Government officials and healthcare experts all over the United States are yearning to find a solution to the opioid epidemic; safe injection sites are being considered to give those using drugs a safe place to use them while also receiving care and education on drug rehabilitation programs. Systems are being set in place to further guard individuals who attempt to “doctor shop” by collecting the same prescription from several different places, and anti-addiction medications are in the works to help people manage their pain without becoming hooked. A new solution is being proposed by health experts, and this is what they are saying:
According to the Los Angeles Times, health experts are suggesting that doctors prescribe their patients with higher doses of painkillers and reducing the number of refills allowed. Although this may seem counterintuitive, the belief is that providing patients with the amount needed to relieve their pain right away may stop patients before getting to addiction. A study published this year found that
“For every additional week a patient takes drugs like oxycodone or hydrocodone, the chance that he or she will wind up abusing the drug increases by 20%. And every time a prescription for opioid painkillers is refilled, the risk of abuse rises by 44%.
It seems that as patients continue refilling their prescriptions, they are increasing the likelihood of addiction. More questions are beginning to arise surrounding the reasons for why patients are struggling with painkillers, and the opioid epidemic has challenged this scenario. One theory is that now doctors are under-prescribing patients who truly need larger doses of pain medication; Dr. Howard Fields, professor of neurology at the University of California, stated on WBUR,
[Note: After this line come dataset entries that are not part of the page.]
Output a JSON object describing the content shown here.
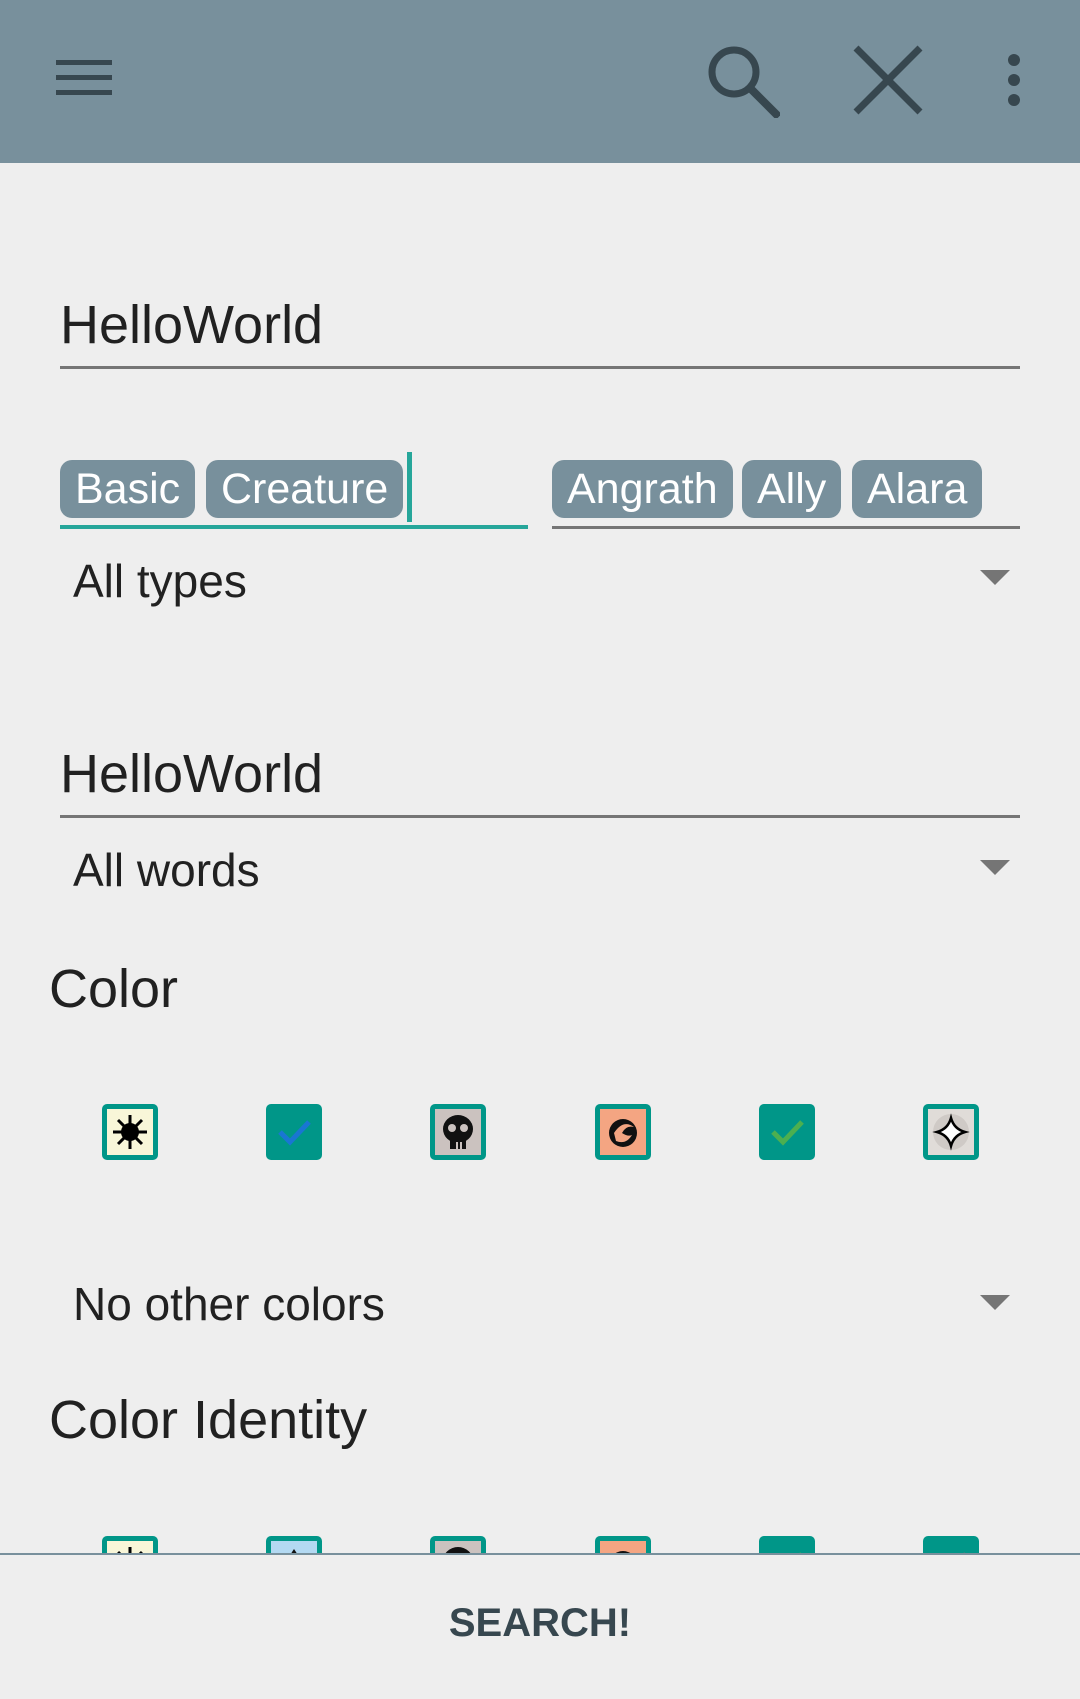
{
  "colors": {
    "appbar": "#78909c",
    "accent": "#009688",
    "chip_background": "#78909c",
    "background": "#eeeeee"
  },
  "appbar": {
    "icons": [
      "menu-icon",
      "search-icon",
      "close-icon",
      "more-vert-icon"
    ]
  },
  "name_field": {
    "value": "HelloWorld"
  },
  "supertype_field": {
    "chips": [
      "Basic",
      "Creature"
    ]
  },
  "subtype_field": {
    "chips": [
      "Angrath",
      "Ally",
      "Alara"
    ]
  },
  "type_logic": {
    "selected": "All types"
  },
  "text_field": {
    "value": "HelloWorld"
  },
  "text_logic": {
    "selected": "All words"
  },
  "color_section": {
    "title": "Color",
    "checkboxes": [
      {
        "color": "white",
        "icon": "white-mana-icon",
        "checked": false
      },
      {
        "color": "blue",
        "icon": "blue-mana-icon",
        "checked": true
      },
      {
        "color": "black",
        "icon": "black-mana-icon",
        "checked": false
      },
      {
        "color": "red",
        "icon": "red-mana-icon",
        "checked": false
      },
      {
        "color": "green",
        "icon": "green-mana-icon",
        "checked": true
      },
      {
        "color": "colorless",
        "icon": "colorless-mana-icon",
        "checked": false
      }
    ],
    "logic": {
      "selected": "No other colors"
    }
  },
  "color_identity_section": {
    "title": "Color Identity",
    "checkboxes": [
      {
        "color": "white",
        "icon": "white-mana-icon",
        "checked": false
      },
      {
        "color": "blue",
        "icon": "blue-mana-icon",
        "checked": false
      },
      {
        "color": "black",
        "icon": "black-mana-icon",
        "checked": false
      },
      {
        "color": "red",
        "icon": "red-mana-icon",
        "checked": false
      },
      {
        "color": "green",
        "icon": "green-mana-icon",
        "checked": true
      },
      {
        "color": "colorless",
        "icon": "colorless-mana-icon",
        "checked": true
      }
    ]
  },
  "search_button": {
    "label": "SEARCH!"
  }
}
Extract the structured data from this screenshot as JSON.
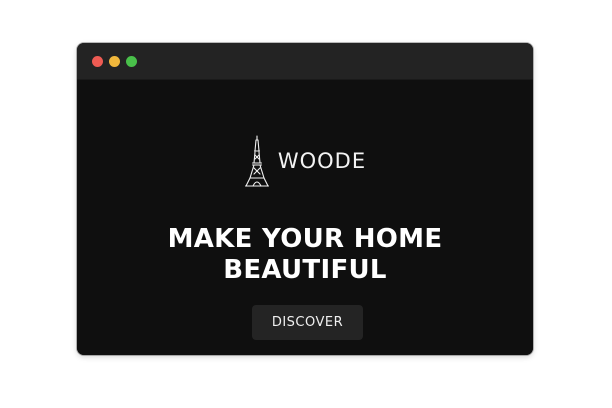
{
  "window": {
    "controls": [
      "close",
      "minimize",
      "maximize"
    ]
  },
  "brand": {
    "name": "WOODE",
    "logo_icon": "eiffel-tower-icon"
  },
  "hero": {
    "headline_line1": "MAKE YOUR HOME",
    "headline_line2": "BEAUTIFUL",
    "cta_label": "DISCOVER"
  },
  "colors": {
    "background": "#0f0f0f",
    "titlebar": "#232323",
    "button": "#242424",
    "text": "#ffffff",
    "close": "#ee5b53",
    "minimize": "#f0b73c",
    "maximize": "#49c04a"
  }
}
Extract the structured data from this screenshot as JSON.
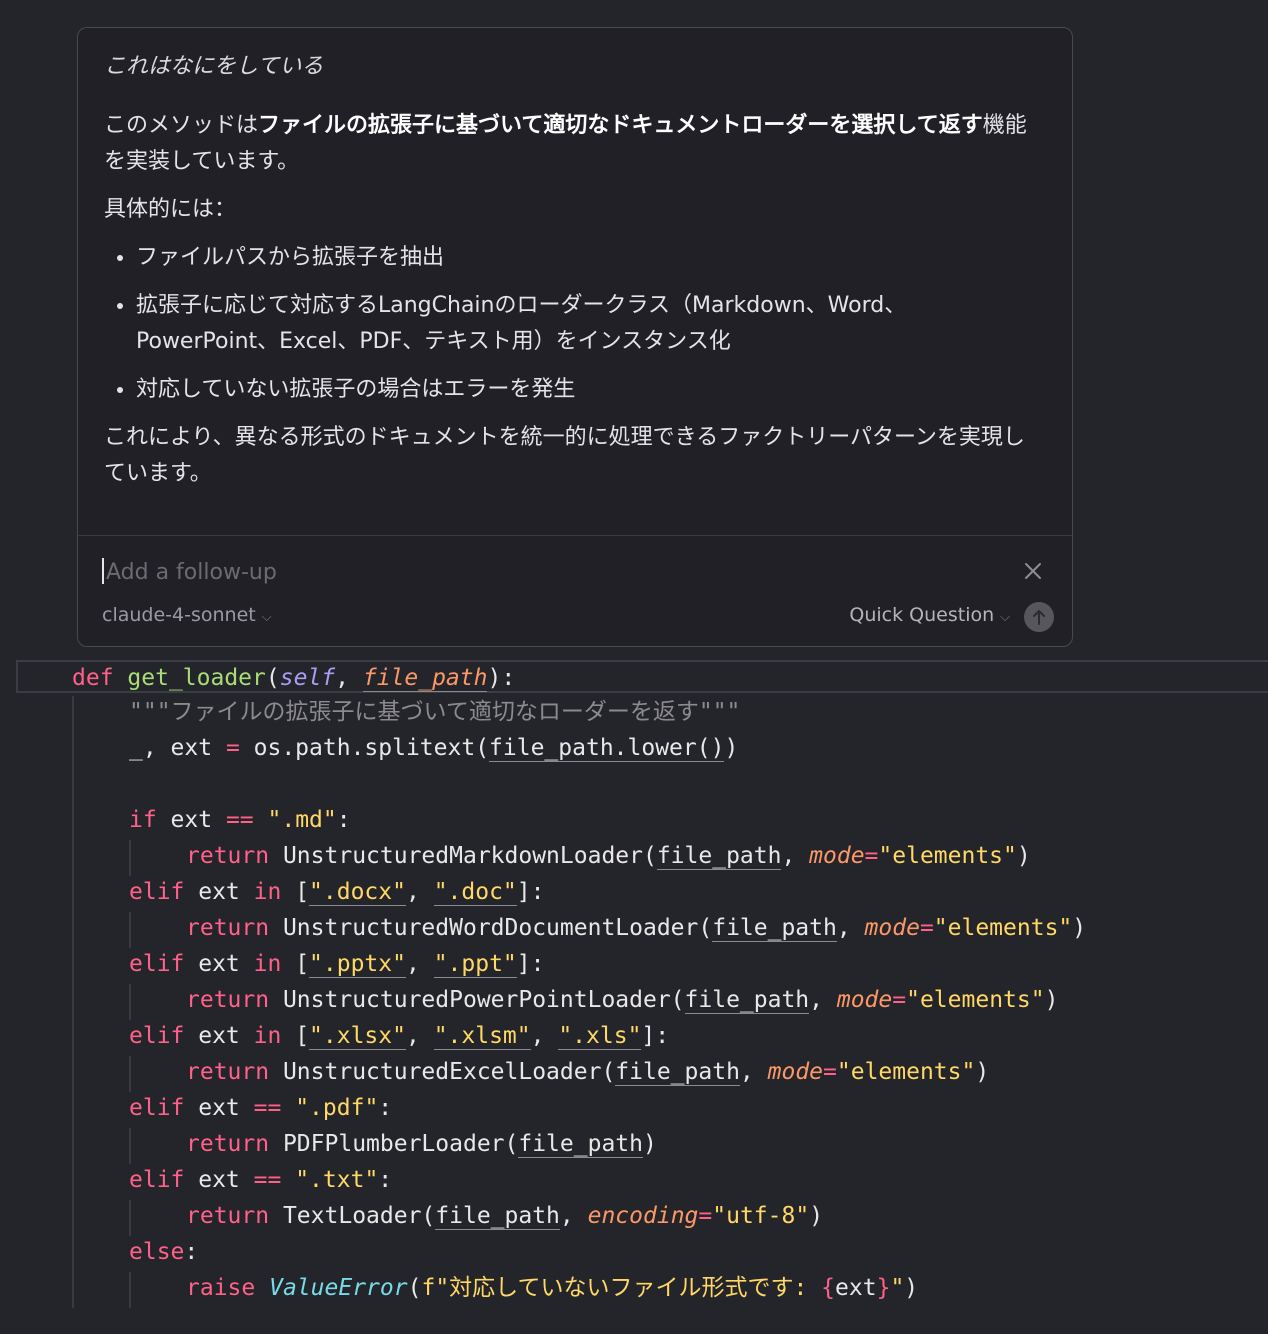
{
  "chat": {
    "question": "これはなにをしている",
    "answer": {
      "p1_pre": "このメソッドは",
      "p1_bold": "ファイルの拡張子に基づいて適切なドキュメントローダーを選択して返す",
      "p1_post": "機能を実装しています。",
      "p2": "具体的には：",
      "bullets": [
        "ファイルパスから拡張子を抽出",
        "拡張子に応じて対応するLangChainのローダークラス（Markdown、Word、PowerPoint、Excel、PDF、テキスト用）をインスタンス化",
        "対応していない拡張子の場合はエラーを発生"
      ],
      "p3": "これにより、異なる形式のドキュメントを統一的に処理できるファクトリーパターンを実現しています。"
    },
    "input": {
      "placeholder": "Add a follow-up",
      "value": ""
    },
    "model": "claude-4-sonnet",
    "mode": "Quick Question",
    "icons": {
      "close": "close-icon",
      "send": "arrow-up-icon",
      "chevron": "chevron-down-icon"
    }
  },
  "code": {
    "def": "def",
    "func_name": "get_loader",
    "self": "self",
    "param_file_path": "file_path",
    "docstring": "\"\"\"ファイルの拡張子に基づいて適切なローダーを返す\"\"\"",
    "split_line_pre": "_, ext ",
    "eq": "=",
    "split_call": " os.path.splitext(",
    "split_arg": "file_path.lower()",
    "close_paren": ")",
    "kw_if": "if",
    "kw_elif": "elif",
    "kw_else": "else",
    "kw_return": "return",
    "kw_in": "in",
    "kw_raise": "raise",
    "op_eqeq": "==",
    "var_ext": " ext ",
    "ext_md": "\".md\"",
    "ext_docx": "\".docx\"",
    "ext_doc": "\".doc\"",
    "ext_pptx": "\".pptx\"",
    "ext_ppt": "\".ppt\"",
    "ext_xlsx": "\".xlsx\"",
    "ext_xlsm": "\".xlsm\"",
    "ext_xls": "\".xls\"",
    "ext_pdf": "\".pdf\"",
    "ext_txt": "\".txt\"",
    "loader_md": "UnstructuredMarkdownLoader(",
    "loader_word": "UnstructuredWordDocumentLoader(",
    "loader_ppt": "UnstructuredPowerPointLoader(",
    "loader_excel": "UnstructuredExcelLoader(",
    "loader_pdf": "PDFPlumberLoader(",
    "loader_txt": "TextLoader(",
    "arg_file_path": "file_path",
    "kw_mode": "mode",
    "val_elements": "\"elements\"",
    "kw_encoding": "encoding",
    "val_utf8": "\"utf-8\"",
    "error_class": "ValueError",
    "fstring_prefix": "f",
    "fstring_text": "\"対応していないファイル形式です: ",
    "fstring_var_open": "{",
    "fstring_var": "ext",
    "fstring_var_close": "}",
    "fstring_end": "\""
  }
}
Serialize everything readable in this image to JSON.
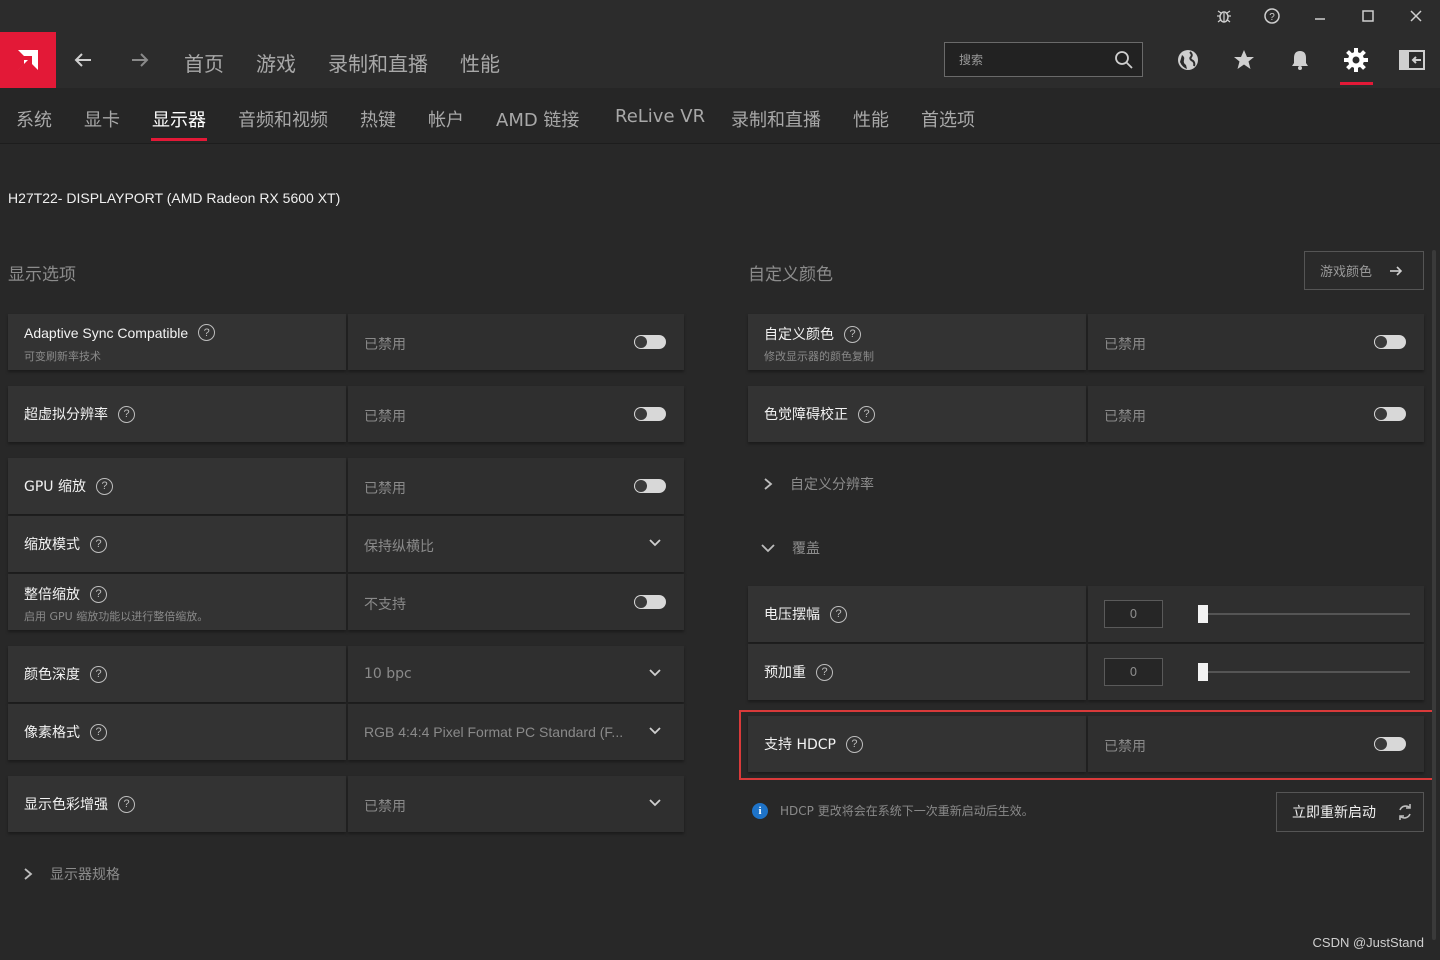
{
  "window": {
    "controls": [
      "bug-icon",
      "help-icon",
      "minimize-icon",
      "maximize-icon",
      "close-icon"
    ]
  },
  "main_nav": {
    "items": [
      "首页",
      "游戏",
      "录制和直播",
      "性能"
    ],
    "search_placeholder": "搜索"
  },
  "sub_nav": {
    "items": [
      "系统",
      "显卡",
      "显示器",
      "音频和视频",
      "热键",
      "帐户",
      "AMD 链接",
      "ReLive VR",
      "录制和直播",
      "性能",
      "首选项"
    ],
    "active": "显示器"
  },
  "monitor_title": "H27T22- DISPLAYPORT (AMD Radeon RX 5600 XT)",
  "left": {
    "section_title": "显示选项",
    "rows": [
      {
        "label": "Adaptive Sync Compatible",
        "sub": "可变刷新率技术",
        "value": "已禁用",
        "control": "toggle"
      },
      {
        "label": "超虚拟分辨率",
        "value": "已禁用",
        "control": "toggle"
      },
      {
        "label": "GPU 缩放",
        "value": "已禁用",
        "control": "toggle"
      },
      {
        "label": "缩放模式",
        "value": "保持纵横比",
        "control": "dropdown"
      },
      {
        "label": "整倍缩放",
        "sub": "启用 GPU 缩放功能以进行整倍缩放。",
        "value": "不支持",
        "control": "toggle"
      },
      {
        "label": "颜色深度",
        "value": "10 bpc",
        "control": "dropdown"
      },
      {
        "label": "像素格式",
        "value": "RGB 4:4:4 Pixel Format PC Standard (F...",
        "control": "dropdown"
      },
      {
        "label": "显示色彩增强",
        "value": "已禁用",
        "control": "dropdown"
      }
    ],
    "specs_label": "显示器规格"
  },
  "right": {
    "section_title": "自定义颜色",
    "game_color_button": "游戏颜色",
    "rows": [
      {
        "label": "自定义颜色",
        "sub": "修改显示器的颜色复制",
        "value": "已禁用",
        "control": "toggle"
      },
      {
        "label": "色觉障碍校正",
        "value": "已禁用",
        "control": "toggle"
      }
    ],
    "custom_resolution_label": "自定义分辨率",
    "overlay_label": "覆盖",
    "sliders": [
      {
        "label": "电压摆幅",
        "value": "0"
      },
      {
        "label": "预加重",
        "value": "0"
      }
    ],
    "hdcp": {
      "label": "支持 HDCP",
      "value": "已禁用"
    },
    "info_text": "HDCP 更改将会在系统下一次重新启动后生效。",
    "restart_button": "立即重新启动"
  },
  "watermark": "CSDN @JustStand",
  "colors": {
    "accent": "#e31937",
    "background": "#282828",
    "info": "#1e73c8"
  }
}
“I think if you read the actual epidemiological data and the data from insurance companies and health organizations, it suggests the vast majority of people are undertreated for their pain and I think that’s in part due to the scare of overdosing and having the drugs diverted and making somebody who never was [a person with an addiction] and never had a drug abuse problem into a [person with an addiction].”
Doctors are struggling with finding the right balance due to the opioid epidemic, but hopefully we will see more balance come into play as everyone gets their footing on this issue.
New Vista Behavioral Health is home to several world-renowned, California state-licensed mental health and substance abuse recovery treatment programs. If you or your loved one struggle with opioid addiction and are ready to begin treatment, call us today at 888-316-3665 for a consultation.